-------- Data listing --------

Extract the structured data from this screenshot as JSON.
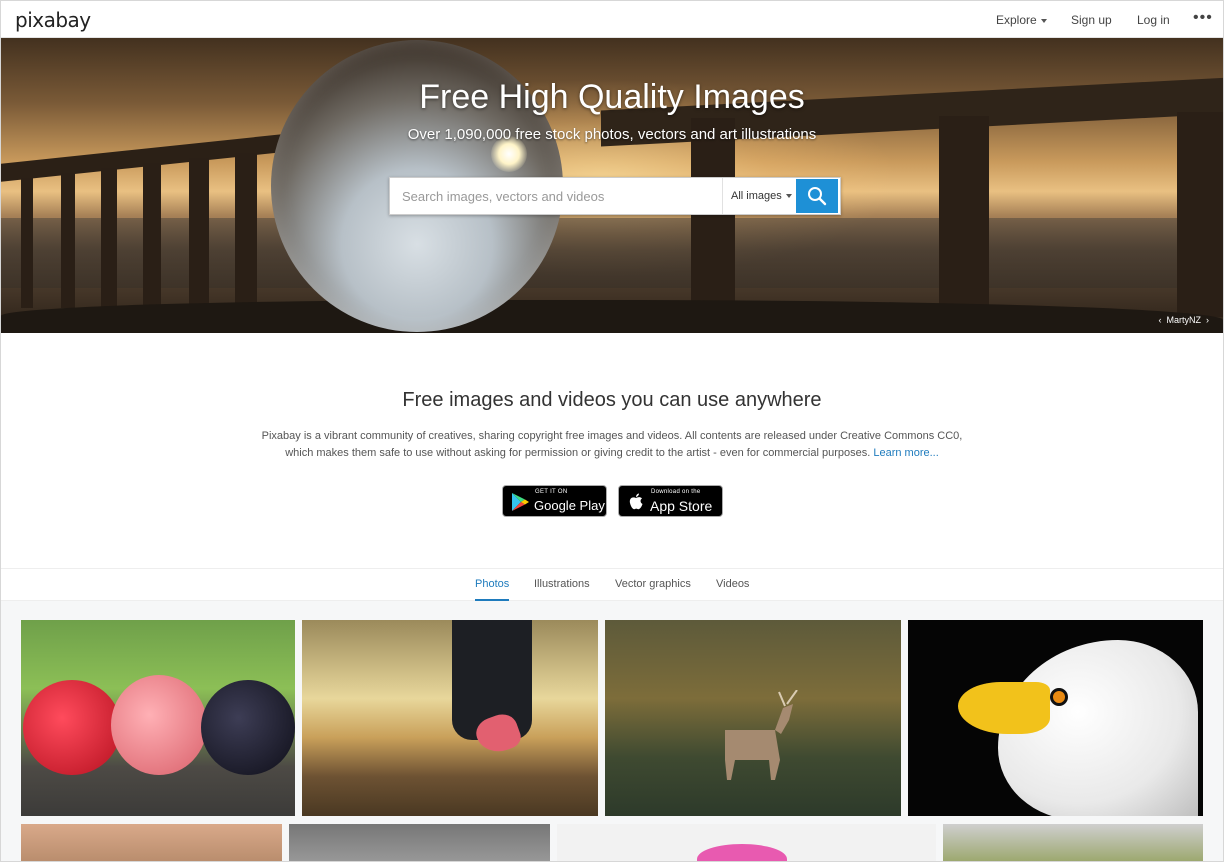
{
  "header": {
    "logo": "pixabay",
    "nav": {
      "explore": "Explore",
      "signup": "Sign up",
      "login": "Log in",
      "more": "•••"
    }
  },
  "hero": {
    "title": "Free High Quality Images",
    "subtitle": "Over 1,090,000 free stock photos, vectors and art illustrations",
    "search": {
      "placeholder": "Search images, vectors and videos",
      "value": "",
      "type_select": "All images"
    },
    "credit": "MartyNZ"
  },
  "intro": {
    "title": "Free images and videos you can use anywhere",
    "text_line1": "Pixabay is a vibrant community of creatives, sharing copyright free images and videos. All contents are released under Creative Commons CC0,",
    "text_line2": "which makes them safe to use without asking for permission or giving credit to the artist - even for commercial purposes.",
    "learn_more": "Learn more...",
    "google_play": {
      "small": "GET IT ON",
      "big": "Google Play"
    },
    "app_store": {
      "small": "Download on the",
      "big": "App Store"
    }
  },
  "tabs": [
    "Photos",
    "Illustrations",
    "Vector graphics",
    "Videos"
  ],
  "active_tab": "Photos",
  "colors": {
    "accent": "#1e90d6",
    "link": "#1e7bbd"
  }
}
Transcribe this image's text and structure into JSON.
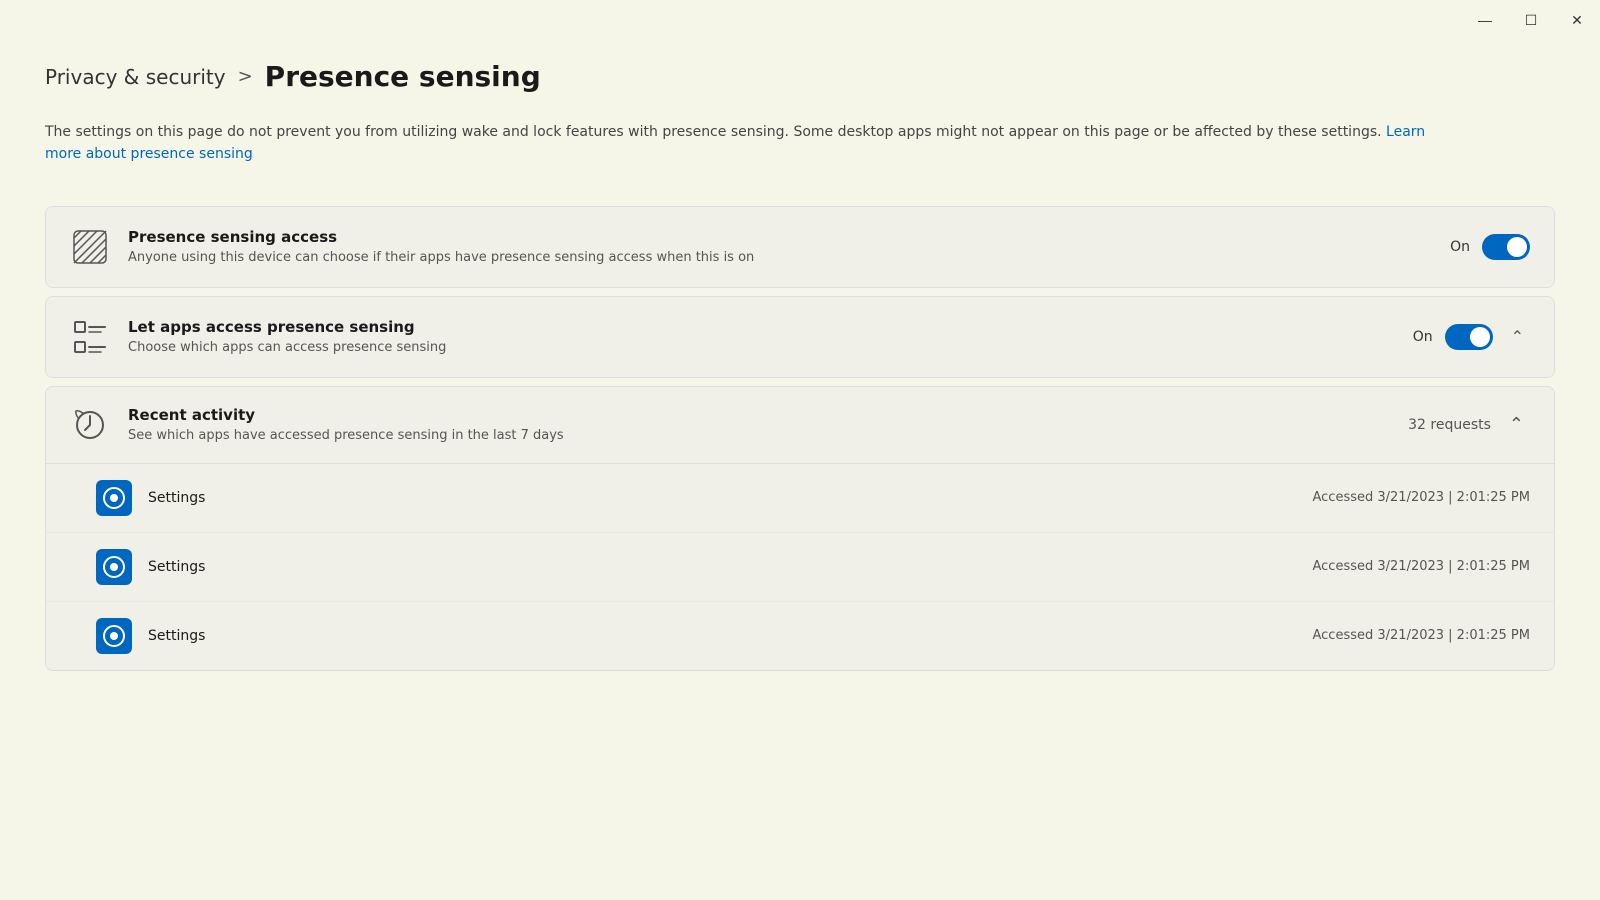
{
  "window": {
    "title": "Privacy & security - Presence sensing",
    "titlebar": {
      "minimize_label": "Minimize",
      "maximize_label": "Maximize",
      "close_label": "Close",
      "minimize_icon": "—",
      "maximize_icon": "☐",
      "close_icon": "✕"
    }
  },
  "breadcrumb": {
    "parent": "Privacy & security",
    "separator": ">",
    "current": "Presence sensing"
  },
  "description": {
    "text": "The settings on this page do not prevent you from utilizing wake and lock features with presence sensing. Some desktop apps might not appear on this page or be affected by these settings.",
    "link_text": "Learn more about presence sensing",
    "link_href": "#"
  },
  "settings": [
    {
      "id": "presence-sensing-access",
      "title": "Presence sensing access",
      "description": "Anyone using this device can choose if their apps have presence sensing access when this is on",
      "toggle_state": "On",
      "toggle_on": true,
      "has_chevron": false
    },
    {
      "id": "let-apps-access",
      "title": "Let apps access presence sensing",
      "description": "Choose which apps can access presence sensing",
      "toggle_state": "On",
      "toggle_on": true,
      "has_chevron": true
    }
  ],
  "recent_activity": {
    "title": "Recent activity",
    "description": "See which apps have accessed presence sensing in the last 7 days",
    "request_count": "32 requests",
    "is_expanded": true,
    "entries": [
      {
        "app_name": "Settings",
        "access_time": "Accessed 3/21/2023  |  2:01:25 PM"
      },
      {
        "app_name": "Settings",
        "access_time": "Accessed 3/21/2023  |  2:01:25 PM"
      },
      {
        "app_name": "Settings",
        "access_time": "Accessed 3/21/2023  |  2:01:25 PM"
      }
    ]
  }
}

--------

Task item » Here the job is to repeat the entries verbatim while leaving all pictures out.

Response »
Extract the structured data from this screenshot as JSON.
{
  "header": {
    "logo": "pixabay",
    "nav": {
      "explore": "Explore",
      "signup": "Sign up",
      "login": "Log in",
      "more": "•••"
    }
  },
  "hero": {
    "title": "Free High Quality Images",
    "subtitle": "Over 1,090,000 free stock photos, vectors and art illustrations",
    "search": {
      "placeholder": "Search images, vectors and videos",
      "value": "",
      "type_select": "All images"
    },
    "credit": "MartyNZ"
  },
  "intro": {
    "title": "Free images and videos you can use anywhere",
    "text_line1": "Pixabay is a vibrant community of creatives, sharing copyright free images and videos. All contents are released under Creative Commons CC0,",
    "text_line2": "which makes them safe to use without asking for permission or giving credit to the artist - even for commercial purposes.",
    "learn_more": "Learn more...",
    "google_play": {
      "small": "GET IT ON",
      "big": "Google Play"
    },
    "app_store": {
      "small": "Download on the",
      "big": "App Store"
    }
  },
  "tabs": [
    "Photos",
    "Illustrations",
    "Vector graphics",
    "Videos"
  ],
  "active_tab": "Photos",
  "colors": {
    "accent": "#1e90d6",
    "link": "#1e7bbd"
  }
}
Transcribe this image's text and structure into JSON.
{
  "window": {
    "title": "Privacy & security - Presence sensing",
    "titlebar": {
      "minimize_label": "Minimize",
      "maximize_label": "Maximize",
      "close_label": "Close",
      "minimize_icon": "—",
      "maximize_icon": "☐",
      "close_icon": "✕"
    }
  },
  "breadcrumb": {
    "parent": "Privacy & security",
    "separator": ">",
    "current": "Presence sensing"
  },
  "description": {
    "text": "The settings on this page do not prevent you from utilizing wake and lock features with presence sensing. Some desktop apps might not appear on this page or be affected by these settings.",
    "link_text": "Learn more about presence sensing",
    "link_href": "#"
  },
  "settings": [
    {
      "id": "presence-sensing-access",
      "title": "Presence sensing access",
      "description": "Anyone using this device can choose if their apps have presence sensing access when this is on",
      "toggle_state": "On",
      "toggle_on": true,
      "has_chevron": false
    },
    {
      "id": "let-apps-access",
      "title": "Let apps access presence sensing",
      "description": "Choose which apps can access presence sensing",
      "toggle_state": "On",
      "toggle_on": true,
      "has_chevron": true
    }
  ],
  "recent_activity": {
    "title": "Recent activity",
    "description": "See which apps have accessed presence sensing in the last 7 days",
    "request_count": "32 requests",
    "is_expanded": true,
    "entries": [
      {
        "app_name": "Settings",
        "access_time": "Accessed 3/21/2023  |  2:01:25 PM"
      },
      {
        "app_name": "Settings",
        "access_time": "Accessed 3/21/2023  |  2:01:25 PM"
      },
      {
        "app_name": "Settings",
        "access_time": "Accessed 3/21/2023  |  2:01:25 PM"
      }
    ]
  }
}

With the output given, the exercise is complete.